Congress asks the Chemical Safety Board to determine whether the same lax safety culture at BP that lead to a large oil spill in Alaska and an explosion at a Texas oil refinery, killing 15, lead likewise to the oil spill in the gulf.
In March 2007, the Chemical Safety Board investigated the root cause of a 2005 explosion at BP’s Texas City refinery that took 15 lives.
The Chemical Safety Board identified cost-cutting, a lax safety culture, and production pressures from BP executives as factors that weakened safety at the refinery, leading to the explosion.
The Chemical Safety Board also compared the refinery explosion with the massive leak at a BP pipeline in Prudhoe Bay, Alaska in 2006. CSB found striking similarities between the reported causes of the two incidents, including a focus on budgetary concerns rather than sound risk analysis.
The text of the committee’s request to the Chemical Safety Board follows.
Also listen to killed Deepwater Horizon rig workers’ wives testify before Congress.
The Honorable John S. Bresland
U.S. Chemical Safety Board
2175 K. Street, NW, Suite 400
Washington, DC 20037
Dear Chairman Bresland:
We are writing to request that the U.S. Chemical Safety Board (CSB) investigate the root
causes of the April 20 blowout on the Deepwater Horizon rig.
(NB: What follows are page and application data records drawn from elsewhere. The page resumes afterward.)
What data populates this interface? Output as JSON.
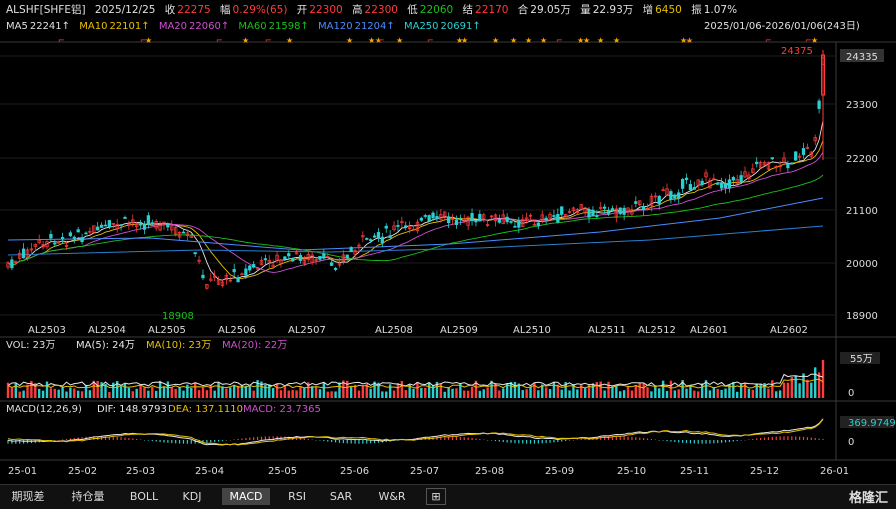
{
  "header": {
    "symbol": "ALSHF[SHFE铝]",
    "date": "2025/12/25",
    "close_label": "收",
    "close_value": "22275",
    "change_label": "幅",
    "change_value": "0.29%(65)",
    "open_label": "开",
    "open_value": "22300",
    "high_label": "高",
    "high_value": "22300",
    "low_label": "低",
    "low_value": "22060",
    "settle_label": "结",
    "settle_value": "22170",
    "oi_label": "合",
    "oi_value": "29.05万",
    "vol_label": "量",
    "vol_value": "22.93万",
    "diff_label": "增",
    "diff_value": "6450",
    "amp_label": "振",
    "amp_value": "1.07%"
  },
  "ma_line": {
    "ma5": "MA5",
    "ma5_val": "22241↑",
    "ma10": "MA10",
    "ma10_val": "22101↑",
    "ma20": "MA20",
    "ma20_val": "22060↑",
    "ma60": "MA60",
    "ma60_val": "21598↑",
    "ma120": "MA120",
    "ma120_val": "21204↑",
    "ma250": "MA250",
    "ma250_val": "20691↑",
    "range": "2025/01/06-2026/01/06(243日)"
  },
  "price_axis": [
    "24335",
    "23300",
    "22200",
    "21100",
    "20000",
    "18900"
  ],
  "price_current": "24335",
  "annotations": {
    "high": "24375",
    "low": "18908"
  },
  "contract_labels": [
    "AL2503",
    "AL2504",
    "AL2505",
    "AL2506",
    "AL2507",
    "AL2508",
    "AL2509",
    "AL2510",
    "AL2511",
    "AL2512",
    "AL2601",
    "AL2602"
  ],
  "vol_header": {
    "vol": "VOL: 23万",
    "ma5": "MA(5): 24万",
    "ma10": "MA(10): 23万",
    "ma20": "MA(20): 22万"
  },
  "vol_axis": {
    "top": "55万",
    "zero": "0"
  },
  "macd_header": {
    "macd_title": "MACD(12,26,9)",
    "dif": "DIF: 148.9793",
    "dea": "DEA: 137.1110",
    "macd": "MACD: 23.7365"
  },
  "macd_axis": {
    "top": "369.9749",
    "zero": "0"
  },
  "months": [
    "25-01",
    "25-02",
    "25-03",
    "25-04",
    "25-05",
    "25-06",
    "25-07",
    "25-08",
    "25-09",
    "25-10",
    "25-11",
    "25-12",
    "26-01"
  ],
  "tabs": [
    "期现差",
    "持仓量",
    "BOLL",
    "KDJ",
    "MACD",
    "RSI",
    "SAR",
    "W&R"
  ],
  "active_tab": "MACD",
  "add_tab": "⊞",
  "brand": "格隆汇",
  "colors": {
    "up": "#ff3b3b",
    "down": "#2ad0d0",
    "ma5": "#e6e6e6",
    "ma10": "#e6c000",
    "ma20": "#d050d0",
    "ma60": "#19c219",
    "ma120": "#4a8cff",
    "ma250": "#2a7fd0"
  }
}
Such an investigation by CSB could contribute significantly to the investigation that we are conducting in t he Energy and Commerce Committee.
We make this request because we believe CSB’ s past work on BP puts it in a unique position to address questions about BP’s safety culture and practices. In March 2007, CSB concluded an extensive investigation into the root cause of the 2005 explosion at BP’s Texas City refinery that took 15 lives.
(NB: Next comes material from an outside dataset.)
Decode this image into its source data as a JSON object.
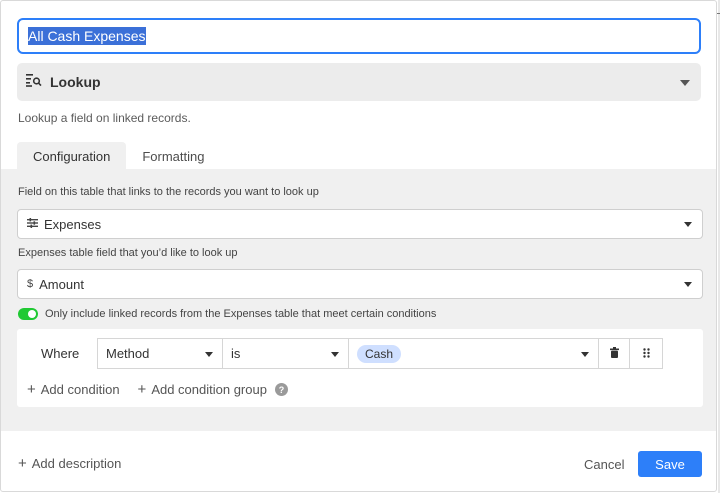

CSB identified cost-cutting, a lax safety culture, and production pressures from BP executives as factors that weakened process safety at the refinery and led to the explosion.
CSB also compared the refinery explosion with the massive leak at a BP pipeline it controlled in Prudhoe Bay, Alaska in 2006. CSB found striking similarities between the reported causes of these two incidents, including a focus on budgetary concerns rather than sound risk analysis.
As part of your investigation, we ask that you address the following questions:
Do the circumstances and events leading up to the Deepwater Horizon explosion reflect
problems it n BP’ s corporate safety culture?
What role, if any, did cost-cutting and budgetary concerns play in BP’ s decisions about
well design and testing?
How did BP, Transocean, and other contractors apply “management of change” programs
to assess the consequences of modifications to process, technology, and equipment on the
Deepwater Horizon oil rig as well as organizational changes, including changes to
personnel, training, and budget?
Did BP provide adequate oversight of the contractors working on the well?
Can the CSB draw any parallels between the root causes of the April 20 oil rig explosion
and the causes o the 2005 BP Texas City refinery explosion?
For this investigation, we request that CSB assign the investigative team that led the BP
Texas City inquiry.
In addition, we understand that CSB evaluates incidents of significance according to ten criteria, such as death, injury, and environmental damage, and assigns each incident a score to help the Board determine whether an incident merits an investigation.
Please score the Deepwater Horizon explosion and provide the Committee with the score and scoring methodology.